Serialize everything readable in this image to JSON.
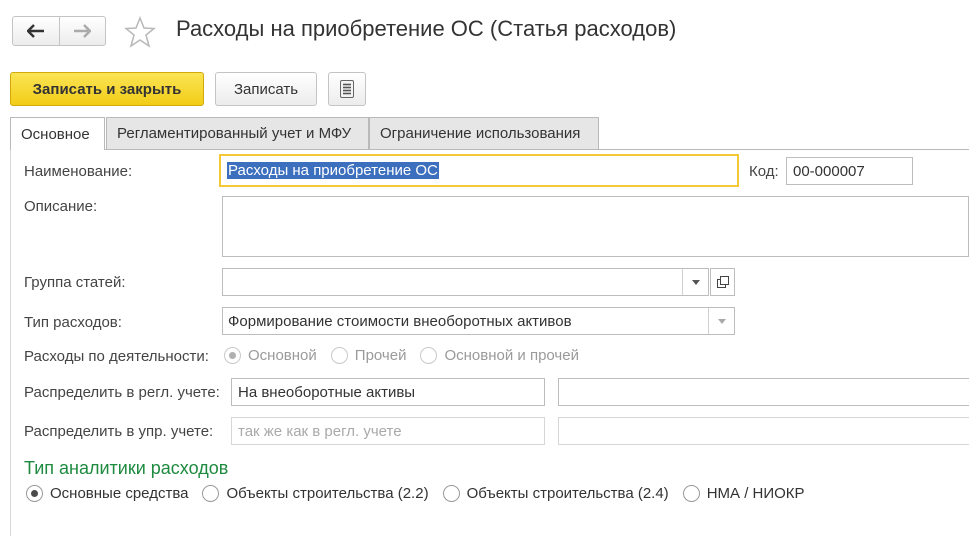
{
  "window": {
    "title": "Расходы на приобретение ОС (Статья расходов)"
  },
  "toolbar": {
    "save_close_label": "Записать и закрыть",
    "save_label": "Записать"
  },
  "tabs": [
    {
      "label": "Основное",
      "active": true
    },
    {
      "label": "Регламентированный учет и МФУ",
      "active": false
    },
    {
      "label": "Ограничение использования",
      "active": false
    }
  ],
  "form": {
    "name": {
      "label": "Наименование:",
      "value": "Расходы на приобретение ОС"
    },
    "code": {
      "label": "Код:",
      "value": "00-000007"
    },
    "description": {
      "label": "Описание:",
      "value": ""
    },
    "group": {
      "label": "Группа статей:",
      "value": ""
    },
    "expense_type": {
      "label": "Тип расходов:",
      "value": "Формирование стоимости внеоборотных активов"
    },
    "activity": {
      "label": "Расходы по деятельности:",
      "options": [
        "Основной",
        "Прочей",
        "Основной и прочей"
      ],
      "selected": 0
    },
    "distribute_reg": {
      "label": "Распределить в регл. учете:",
      "value": "На внеоборотные активы",
      "extra": ""
    },
    "distribute_mgmt": {
      "label": "Распределить в упр. учете:",
      "placeholder": "так же как в регл. учете",
      "extra": ""
    }
  },
  "analytics": {
    "title": "Тип аналитики расходов",
    "options": [
      "Основные средства",
      "Объекты строительства (2.2)",
      "Объекты строительства (2.4)",
      "НМА / НИОКР"
    ],
    "selected": 0
  },
  "colors": {
    "accent_yellow": "#f2cc17",
    "section_green": "#1d8a3f",
    "selection_blue": "#3c6fbe",
    "focus_border": "#f5c935"
  }
}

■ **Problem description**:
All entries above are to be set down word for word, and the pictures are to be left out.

■ **Answer to this exercise**:
Serialize everything readable in this image to JSON.
{
  "window": {
    "title": "Расходы на приобретение ОС (Статья расходов)"
  },
  "toolbar": {
    "save_close_label": "Записать и закрыть",
    "save_label": "Записать"
  },
  "tabs": [
    {
      "label": "Основное",
      "active": true
    },
    {
      "label": "Регламентированный учет и МФУ",
      "active": false
    },
    {
      "label": "Ограничение использования",
      "active": false
    }
  ],
  "form": {
    "name": {
      "label": "Наименование:",
      "value": "Расходы на приобретение ОС"
    },
    "code": {
      "label": "Код:",
      "value": "00-000007"
    },
    "description": {
      "label": "Описание:",
      "value": ""
    },
    "group": {
      "label": "Группа статей:",
      "value": ""
    },
    "expense_type": {
      "label": "Тип расходов:",
      "value": "Формирование стоимости внеоборотных активов"
    },
    "activity": {
      "label": "Расходы по деятельности:",
      "options": [
        "Основной",
        "Прочей",
        "Основной и прочей"
      ],
      "selected": 0
    },
    "distribute_reg": {
      "label": "Распределить в регл. учете:",
      "value": "На внеоборотные активы",
      "extra": ""
    },
    "distribute_mgmt": {
      "label": "Распределить в упр. учете:",
      "placeholder": "так же как в регл. учете",
      "extra": ""
    }
  },
  "analytics": {
    "title": "Тип аналитики расходов",
    "options": [
      "Основные средства",
      "Объекты строительства (2.2)",
      "Объекты строительства (2.4)",
      "НМА / НИОКР"
    ],
    "selected": 0
  },
  "colors": {
    "accent_yellow": "#f2cc17",
    "section_green": "#1d8a3f",
    "selection_blue": "#3c6fbe",
    "focus_border": "#f5c935"
  }
}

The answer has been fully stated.